The European Union and United Kingdom declared a Christmas truce in talks over Northern Ireland’s post-Brexit arrangements on Friday as Brussels moved to ensure the flow of medicines and London softened one of its red lines.
Tough differences remain between the two sides however, and officials indicated that discussions could become more tense as Northern Ireland’s May elections approach, with the so-called Protocol expected to be an issue of political contention.
The EU has said it is not willing to re-open and re-negotiate the international treaty – which was initially agreed two years ago as part of the Brexit process and was voted into law by both sides – and will only go so far as easing its practical implementation through tweaks such as to reduce friction and checks.
The government of British prime minister Boris Johnson however has pushed for far-reaching changes, at times warning it would use the contentious Article 16 clause to unilaterally suspend the implementation of the deal, arguing that it has now become too politically divisive to endure.
The EU’s lead on the issue, Commission vice president Maros Sefcovic, announced on Friday that EU law would be changed to waive a range of formalities on medicines and ensure “that everyone in Northern Ireland has access to the same medicines, at the same time, as in the rest of the United Kingdom”.

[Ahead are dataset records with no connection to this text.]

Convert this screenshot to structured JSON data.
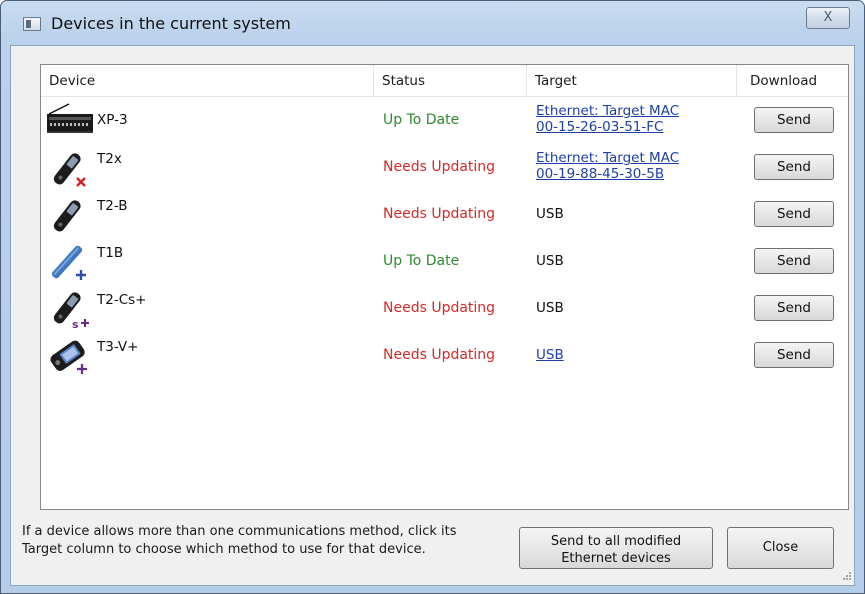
{
  "window": {
    "title": "Devices in the current system",
    "close_glyph": "X"
  },
  "columns": {
    "device": "Device",
    "status": "Status",
    "target": "Target",
    "download": "Download"
  },
  "devices": [
    {
      "name": "XP-3",
      "status": "Up To Date",
      "target_line1": "Ethernet: Target MAC",
      "target_line2": "00-15-26-03-51-FC",
      "button": "Send",
      "icon": "xp3-panel-icon"
    },
    {
      "name": "T2x",
      "status": "Needs Updating",
      "target_line1": "Ethernet: Target MAC",
      "target_line2": "00-19-88-45-30-5B",
      "button": "Send",
      "icon": "remote-x-icon"
    },
    {
      "name": "T2-B",
      "status": "Needs Updating",
      "target_line1": "USB",
      "button": "Send",
      "icon": "remote-icon"
    },
    {
      "name": "T1B",
      "status": "Up To Date",
      "target_line1": "USB",
      "button": "Send",
      "icon": "remote-blue-plus-icon"
    },
    {
      "name": "T2-Cs+",
      "status": "Needs Updating",
      "target_line1": "USB",
      "button": "Send",
      "icon": "remote-s-plus-icon"
    },
    {
      "name": "T3-V+",
      "status": "Needs Updating",
      "target_line1": "USB",
      "button": "Send",
      "icon": "remote-screen-plus-icon"
    }
  ],
  "footer": {
    "hint_line1": "If a device allows more than one communications method, click its",
    "hint_line2": "Target column to choose which method to use for that device.",
    "send_all_line1": "Send to all modified",
    "send_all_line2": "Ethernet devices",
    "close_label": "Close"
  },
  "colors": {
    "up_to_date": "#2e8b2e",
    "needs_updating": "#d42a2a",
    "link": "#1d3fa6"
  }
}
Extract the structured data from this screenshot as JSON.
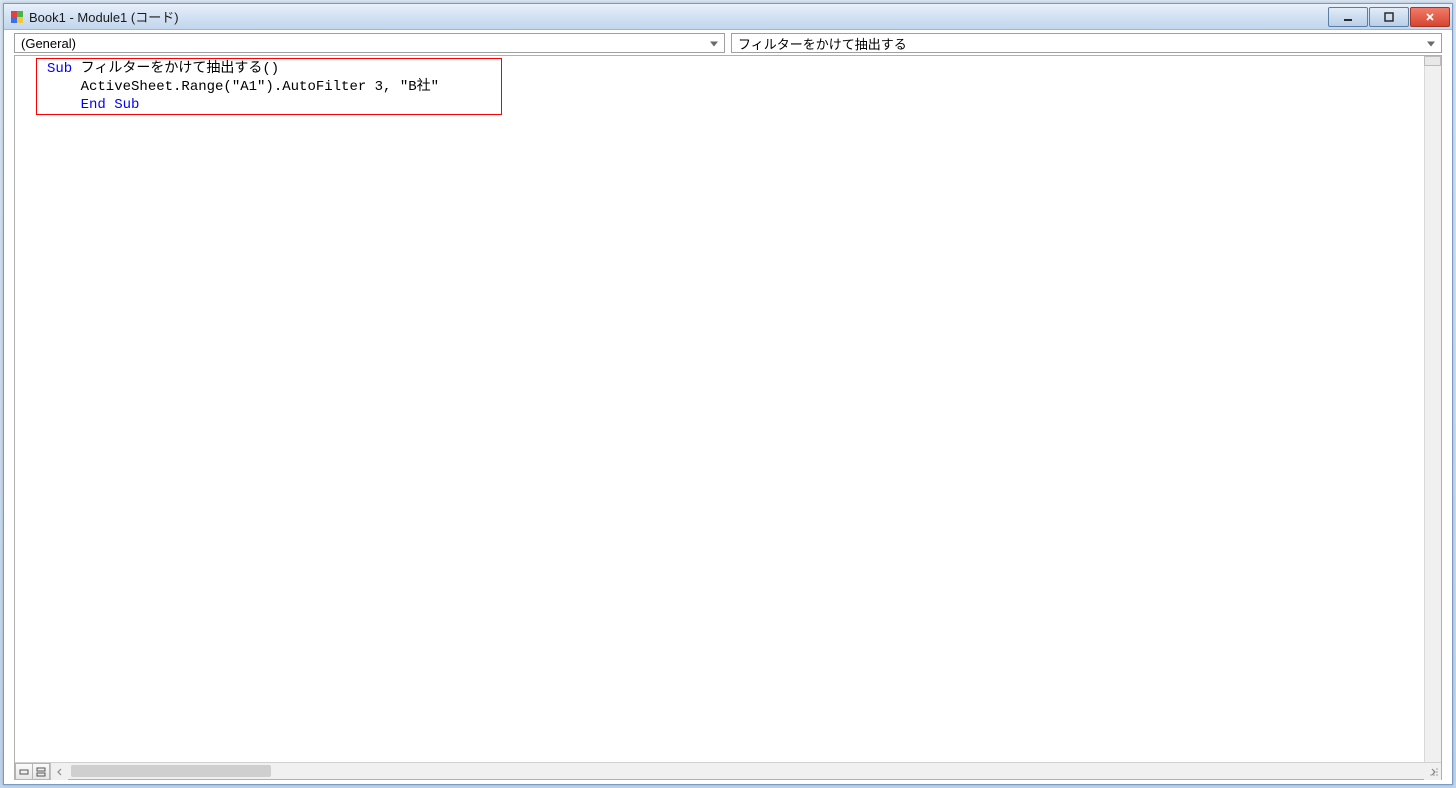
{
  "window": {
    "title": "Book1 - Module1 (コード)"
  },
  "dropdowns": {
    "scope": "(General)",
    "procedure": "フィルターをかけて抽出する"
  },
  "code": {
    "line1_kw": "Sub",
    "line1_name": " フィルターをかけて抽出する()",
    "line2": "    ActiveSheet.Range(\"A1\").AutoFilter 3, \"B社\"",
    "line3": "    End Sub"
  },
  "colors": {
    "keyword": "#0000ff",
    "highlight_border": "#ff0000"
  }
}
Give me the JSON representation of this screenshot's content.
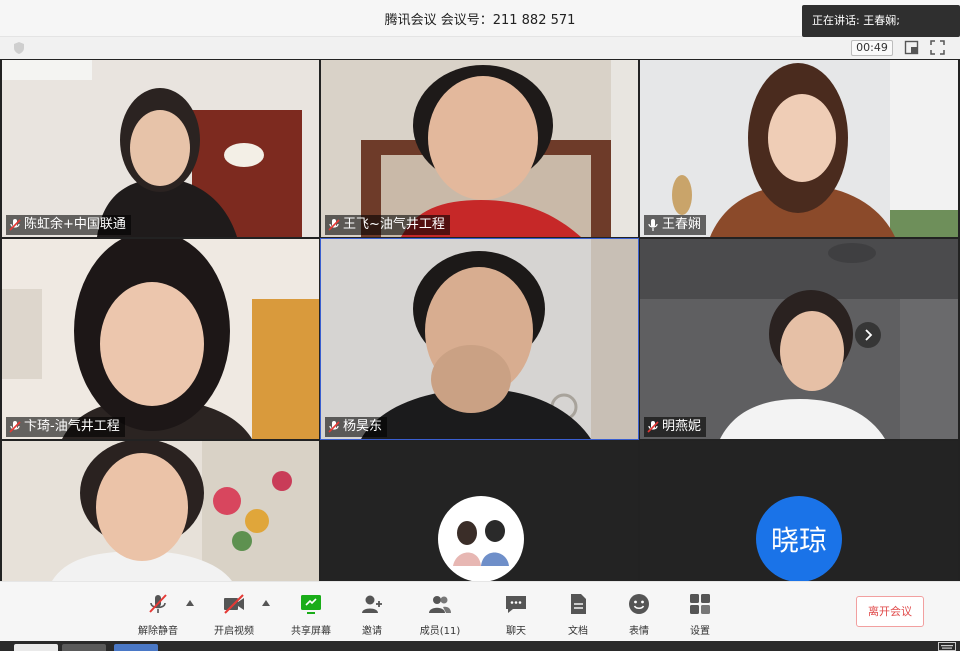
{
  "window": {
    "title": "腾讯会议 会议号：211 882 571",
    "speaking_toast": "正在讲话: 王春娴;"
  },
  "infobar": {
    "timer": "00:49",
    "icons": [
      "shield-icon",
      "layout-icon",
      "fullscreen-icon"
    ]
  },
  "participants": [
    {
      "name": "陈虹余+中国联通",
      "mic": "muted"
    },
    {
      "name": "王飞~油气井工程",
      "mic": "muted"
    },
    {
      "name": "王春娴",
      "mic": "active"
    },
    {
      "name": "卞琦-油气井工程",
      "mic": "muted"
    },
    {
      "name": "杨昊东",
      "mic": "muted"
    },
    {
      "name": "明燕妮",
      "mic": "muted"
    },
    {
      "name": "",
      "mic": "none"
    },
    {
      "name": "",
      "mic": "none"
    },
    {
      "name": "晓琼",
      "avatar_text": "晓琼",
      "avatar_color": "#1a73e8"
    }
  ],
  "toolbar": {
    "unmute": "解除静音",
    "start_video": "开启视频",
    "share_screen": "共享屏幕",
    "invite": "邀请",
    "members": "成员(11)",
    "chat": "聊天",
    "docs": "文档",
    "emoji": "表情",
    "settings": "设置",
    "leave": "离开会议"
  },
  "colors": {
    "accent_green": "#1aad19",
    "leave_red": "#e04a4a",
    "mute_red": "#e53935",
    "avatar_blue": "#1a73e8"
  }
}
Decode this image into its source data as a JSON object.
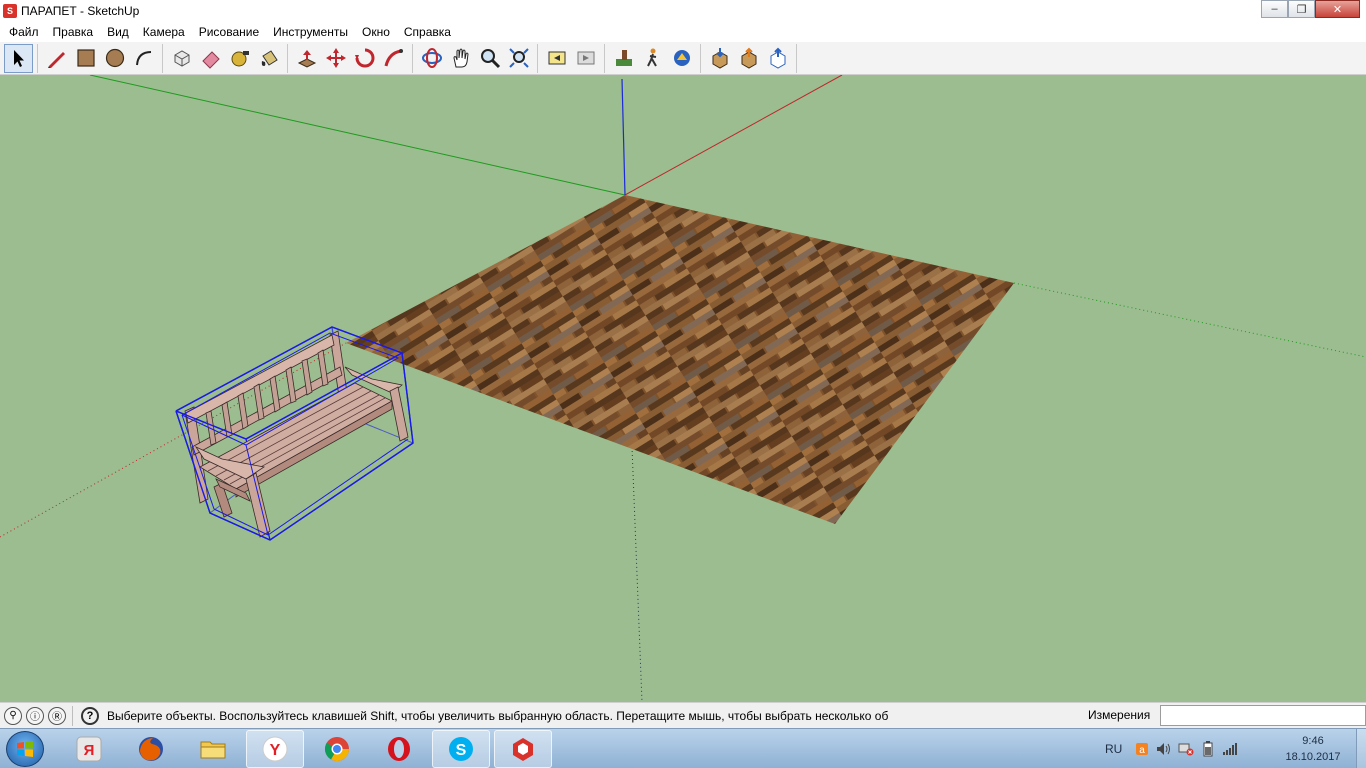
{
  "window": {
    "title": "ПАРАПЕТ - SketchUp",
    "app_icon": "sketchup-logo-icon",
    "controls": [
      "minimize-icon",
      "maximize-icon",
      "close-icon"
    ]
  },
  "menu": {
    "items": [
      "Файл",
      "Правка",
      "Вид",
      "Камера",
      "Рисование",
      "Инструменты",
      "Окно",
      "Справка"
    ]
  },
  "toolbar": {
    "groups": [
      [
        "select-arrow-icon"
      ],
      [
        "pencil-line-icon",
        "rectangle-icon",
        "circle-icon",
        "arc-icon"
      ],
      [
        "make-component-icon",
        "eraser-icon",
        "tape-measure-icon",
        "paint-bucket-icon"
      ],
      [
        "push-pull-icon",
        "move-icon",
        "rotate-icon",
        "follow-me-icon"
      ],
      [
        "orbit-icon",
        "pan-icon",
        "zoom-icon",
        "zoom-extents-icon"
      ],
      [
        "previous-view-icon",
        "next-view-icon"
      ],
      [
        "position-camera-icon",
        "walk-icon",
        "look-around-icon"
      ],
      [
        "get-models-icon",
        "share-model-icon",
        "share-component-icon"
      ]
    ]
  },
  "statusbar": {
    "icons": [
      "geo-location-icon",
      "credits-icon",
      "sign-in-icon"
    ],
    "help_icon": "help-icon",
    "message": "Выберите объекты. Воспользуйтесь клавишей Shift, чтобы увеличить выбранную область. Перетащите мышь, чтобы выбрать несколько об",
    "measure_label": "Измерения",
    "measure_value": ""
  },
  "taskbar": {
    "apps": [
      "yandex-icon",
      "firefox-icon",
      "file-explorer-icon",
      "yandex-browser-icon",
      "chrome-icon",
      "opera-icon",
      "skype-icon",
      "sketchup-icon"
    ],
    "language": "RU",
    "tray_icons": [
      "avast-icon",
      "volume-icon",
      "network-disconnected-icon",
      "battery-icon",
      "signal-icon"
    ],
    "time": "9:46",
    "date": "18.10.2017"
  },
  "colors": {
    "sky_ground": "#9bbd8f",
    "axis_red": "#c0262d",
    "axis_green": "#1e9a1e",
    "axis_blue": "#1b2ad6",
    "selection_blue": "#1a1ae6",
    "wood_light": "#a87c4e",
    "wood_dark": "#5b3a1e",
    "bench_wood": "#c9a59a"
  }
}
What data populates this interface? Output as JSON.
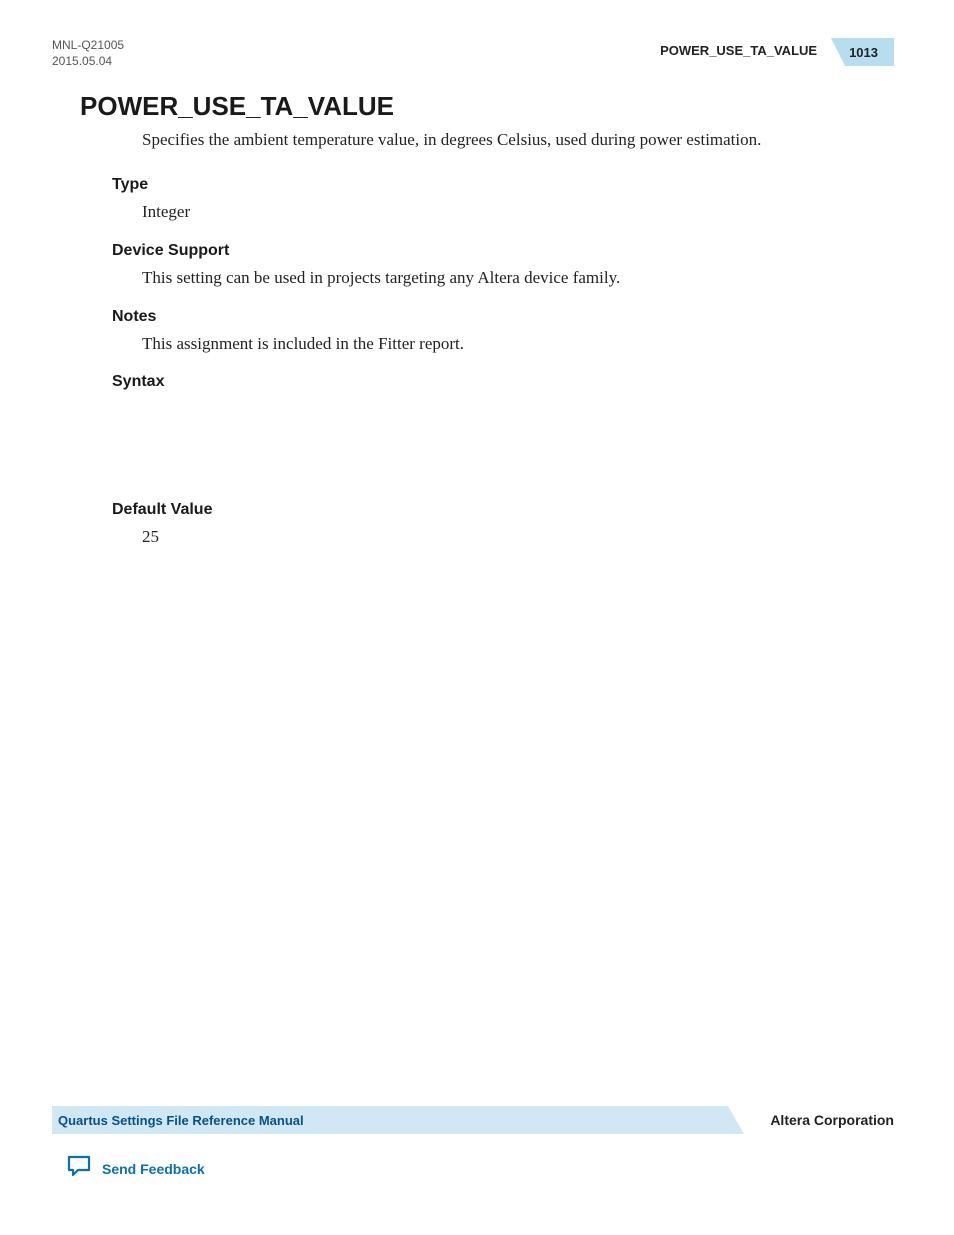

The move was taken as a unilateral step by the EU instead of as a mutually agreed solution with Britain and the two sides were unable to agree on a joint statement to conclude the year’s talks, a reflection of enduring distance between them. The EU appealed for London to reciprocate efforts, while the British side complained that its officials had received a copy of the proposed changes too late.
“It is disappointing that it has not been possible to reach either a comprehensive or worthwhile interim agreement this year,” Brexit minister Lord David Frost said in a statement.
“For as long as there is no agreed solution, we remain ready to use the Article 16 safeguard mechanism,” he warned.
Britain has appeared to soften one of its red lines however by accepting the role of the European Court of Justice as the final arbiter over the EU regulations in force in Northern Ireland, while pushing for it to be sidelined in the resolution of disagreements between the two sides.
Officials have called for disputes to be resolved in arbitration panels in what they describe as a Swiss-style arrangement, something the European Commission rules out as legally inapplicable to the Protocol and requiring a re-opening and re-negotiation of the deal.
“The overall difficulty I think that we have, is that our starting point for the European Union is that international agreements that were entered into by two parties ought to be respected,” an EU official said.
“The EU is willing to go quite far in solving problems where genuine practical problems exist. For the UK however, there is still no acceptance that this international agreement ought to be implemented.”
The EU paused legal infringement proceedings against Britain for non-implementation in a bid to give space for talks to try to find solutions.
The Irish Government is keen for relations to remain constructive. However, other EU member states however may favour a tougher approach. On Friday, the French government announced it would ask the European Commission to bring fresh infringement proceedings against Britain for granting too few licences to fish in the waters around Jersey and Guernsey, part of the fallout of Brexit that has become a deeply sensitive political issue as President Emmanuel Macron faces an election in the coming year.